[Records supplied]

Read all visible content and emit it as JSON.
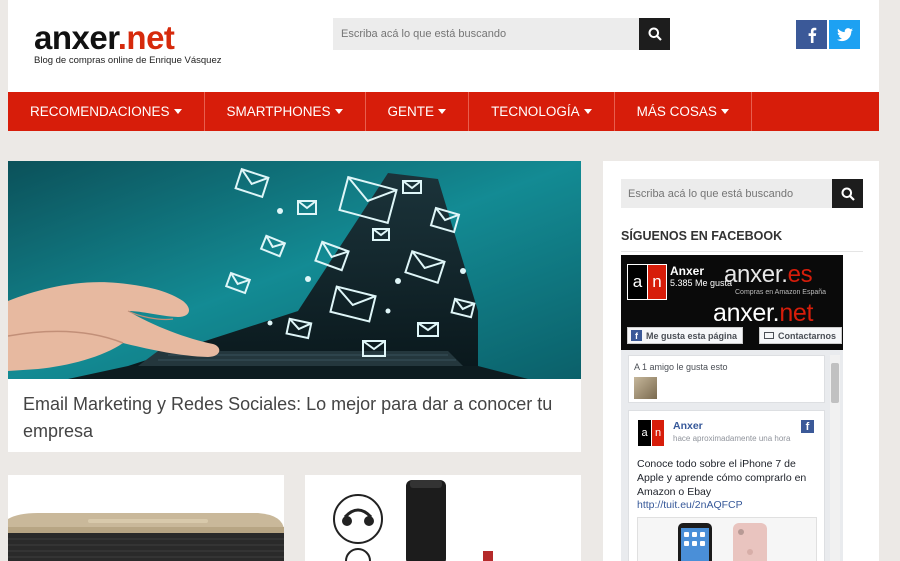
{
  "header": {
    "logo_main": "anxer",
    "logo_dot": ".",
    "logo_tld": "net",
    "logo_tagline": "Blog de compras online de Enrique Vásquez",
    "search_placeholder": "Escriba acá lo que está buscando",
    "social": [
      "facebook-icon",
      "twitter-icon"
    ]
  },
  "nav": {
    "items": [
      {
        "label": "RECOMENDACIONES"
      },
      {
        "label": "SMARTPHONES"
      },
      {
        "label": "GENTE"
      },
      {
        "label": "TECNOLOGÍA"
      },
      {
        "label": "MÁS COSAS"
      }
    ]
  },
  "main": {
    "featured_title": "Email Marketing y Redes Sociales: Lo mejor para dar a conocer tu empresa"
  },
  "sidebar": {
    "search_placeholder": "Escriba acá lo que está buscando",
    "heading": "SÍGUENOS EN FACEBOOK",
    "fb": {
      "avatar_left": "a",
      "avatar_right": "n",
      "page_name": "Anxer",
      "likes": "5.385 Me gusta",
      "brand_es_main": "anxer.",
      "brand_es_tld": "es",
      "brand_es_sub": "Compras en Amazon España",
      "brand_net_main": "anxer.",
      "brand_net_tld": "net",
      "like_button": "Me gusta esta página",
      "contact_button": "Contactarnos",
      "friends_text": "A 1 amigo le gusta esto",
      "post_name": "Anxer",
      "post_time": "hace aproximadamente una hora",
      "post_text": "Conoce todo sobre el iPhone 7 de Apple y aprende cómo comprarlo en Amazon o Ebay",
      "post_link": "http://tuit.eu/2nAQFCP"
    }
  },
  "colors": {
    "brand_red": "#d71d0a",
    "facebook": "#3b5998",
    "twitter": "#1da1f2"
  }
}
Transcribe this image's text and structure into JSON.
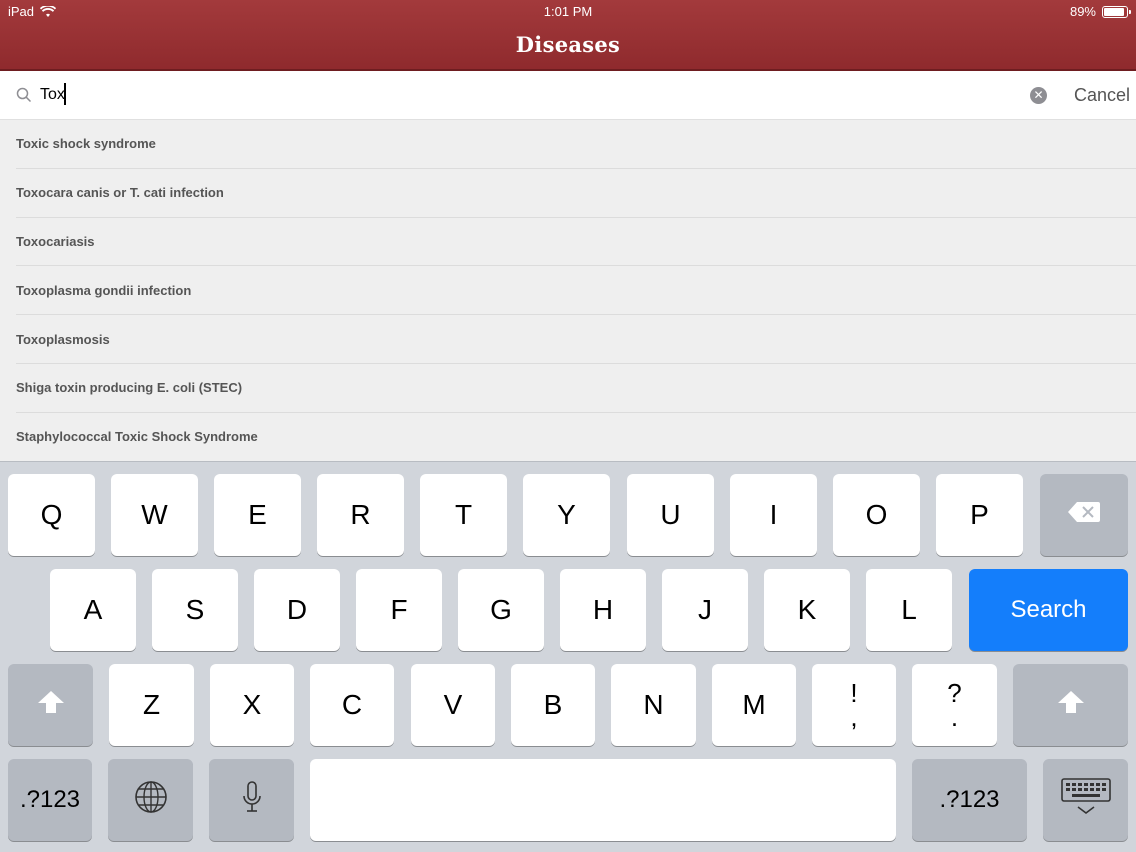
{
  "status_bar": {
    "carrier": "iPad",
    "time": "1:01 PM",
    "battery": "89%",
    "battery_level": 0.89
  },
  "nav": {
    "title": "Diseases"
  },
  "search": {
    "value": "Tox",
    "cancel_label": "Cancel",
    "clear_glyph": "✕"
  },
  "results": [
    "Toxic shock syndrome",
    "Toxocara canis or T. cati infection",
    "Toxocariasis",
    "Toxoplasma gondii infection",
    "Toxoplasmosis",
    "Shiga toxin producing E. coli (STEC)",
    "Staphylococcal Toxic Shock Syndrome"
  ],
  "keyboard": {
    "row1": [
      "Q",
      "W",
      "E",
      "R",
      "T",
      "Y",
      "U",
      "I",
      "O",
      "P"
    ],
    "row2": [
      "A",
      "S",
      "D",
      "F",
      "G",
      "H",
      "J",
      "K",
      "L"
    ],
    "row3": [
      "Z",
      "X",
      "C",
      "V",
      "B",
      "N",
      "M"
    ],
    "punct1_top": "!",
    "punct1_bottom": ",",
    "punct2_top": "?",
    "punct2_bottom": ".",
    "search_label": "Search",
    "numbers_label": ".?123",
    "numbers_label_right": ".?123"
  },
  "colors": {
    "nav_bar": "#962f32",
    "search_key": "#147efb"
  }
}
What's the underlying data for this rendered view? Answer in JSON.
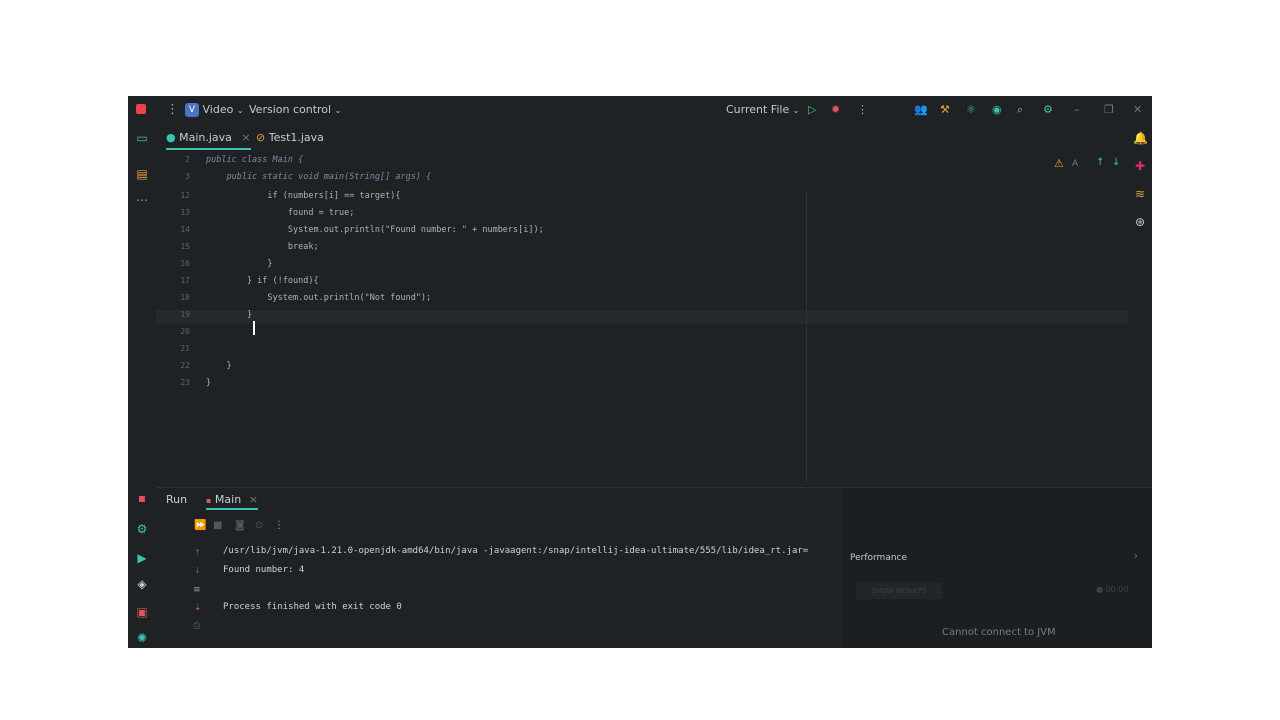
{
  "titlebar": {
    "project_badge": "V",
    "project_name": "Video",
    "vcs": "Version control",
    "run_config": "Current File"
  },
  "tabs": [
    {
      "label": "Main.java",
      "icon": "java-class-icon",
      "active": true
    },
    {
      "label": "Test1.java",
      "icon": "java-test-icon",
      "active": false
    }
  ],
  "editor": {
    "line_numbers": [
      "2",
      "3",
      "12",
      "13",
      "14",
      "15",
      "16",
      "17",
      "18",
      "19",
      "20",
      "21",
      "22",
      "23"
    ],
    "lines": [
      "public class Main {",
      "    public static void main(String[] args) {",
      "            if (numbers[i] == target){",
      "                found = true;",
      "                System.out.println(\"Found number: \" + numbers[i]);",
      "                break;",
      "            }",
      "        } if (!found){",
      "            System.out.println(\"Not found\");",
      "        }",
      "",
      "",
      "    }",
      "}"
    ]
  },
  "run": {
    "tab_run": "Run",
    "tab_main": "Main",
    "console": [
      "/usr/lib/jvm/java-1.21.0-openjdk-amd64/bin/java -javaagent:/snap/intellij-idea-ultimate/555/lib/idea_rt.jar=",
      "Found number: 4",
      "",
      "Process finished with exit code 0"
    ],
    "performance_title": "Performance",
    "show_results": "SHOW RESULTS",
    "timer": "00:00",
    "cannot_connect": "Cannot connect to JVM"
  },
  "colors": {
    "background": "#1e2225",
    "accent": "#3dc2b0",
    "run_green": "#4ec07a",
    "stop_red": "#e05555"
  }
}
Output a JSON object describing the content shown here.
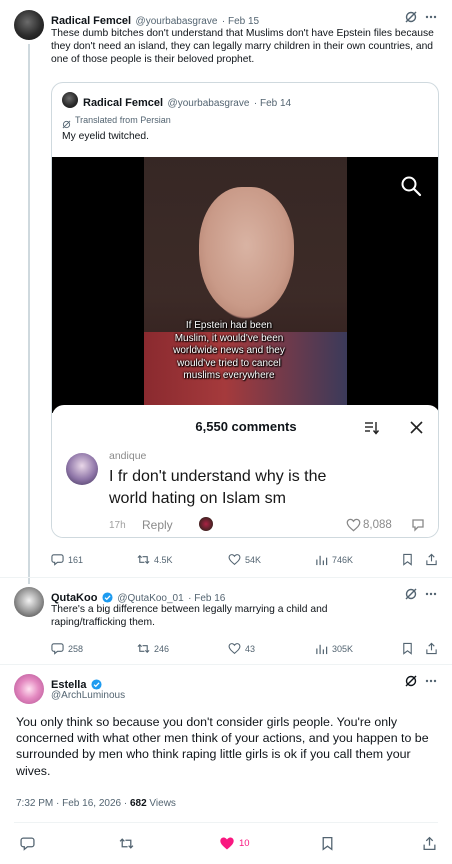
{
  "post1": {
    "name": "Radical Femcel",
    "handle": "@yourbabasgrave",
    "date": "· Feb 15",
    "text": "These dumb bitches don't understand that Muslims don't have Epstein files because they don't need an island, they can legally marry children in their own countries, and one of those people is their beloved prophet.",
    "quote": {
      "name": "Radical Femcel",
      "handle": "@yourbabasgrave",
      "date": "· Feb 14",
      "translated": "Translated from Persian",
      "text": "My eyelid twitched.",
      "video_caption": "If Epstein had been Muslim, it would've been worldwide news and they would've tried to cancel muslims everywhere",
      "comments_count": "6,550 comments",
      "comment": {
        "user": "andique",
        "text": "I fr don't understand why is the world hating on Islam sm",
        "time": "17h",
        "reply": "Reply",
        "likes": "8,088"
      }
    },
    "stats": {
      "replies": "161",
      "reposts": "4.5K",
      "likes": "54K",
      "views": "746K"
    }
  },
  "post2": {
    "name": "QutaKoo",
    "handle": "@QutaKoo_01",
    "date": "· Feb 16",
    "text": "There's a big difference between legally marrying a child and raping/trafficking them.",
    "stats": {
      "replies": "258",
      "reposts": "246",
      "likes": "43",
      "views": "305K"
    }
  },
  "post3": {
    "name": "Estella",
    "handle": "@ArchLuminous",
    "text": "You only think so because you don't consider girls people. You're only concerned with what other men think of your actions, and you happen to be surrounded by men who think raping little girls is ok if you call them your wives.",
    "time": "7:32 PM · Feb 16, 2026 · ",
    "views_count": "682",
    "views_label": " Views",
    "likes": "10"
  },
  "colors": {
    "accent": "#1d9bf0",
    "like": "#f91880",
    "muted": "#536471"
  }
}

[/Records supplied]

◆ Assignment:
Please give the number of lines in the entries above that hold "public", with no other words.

◆ Answer box:
2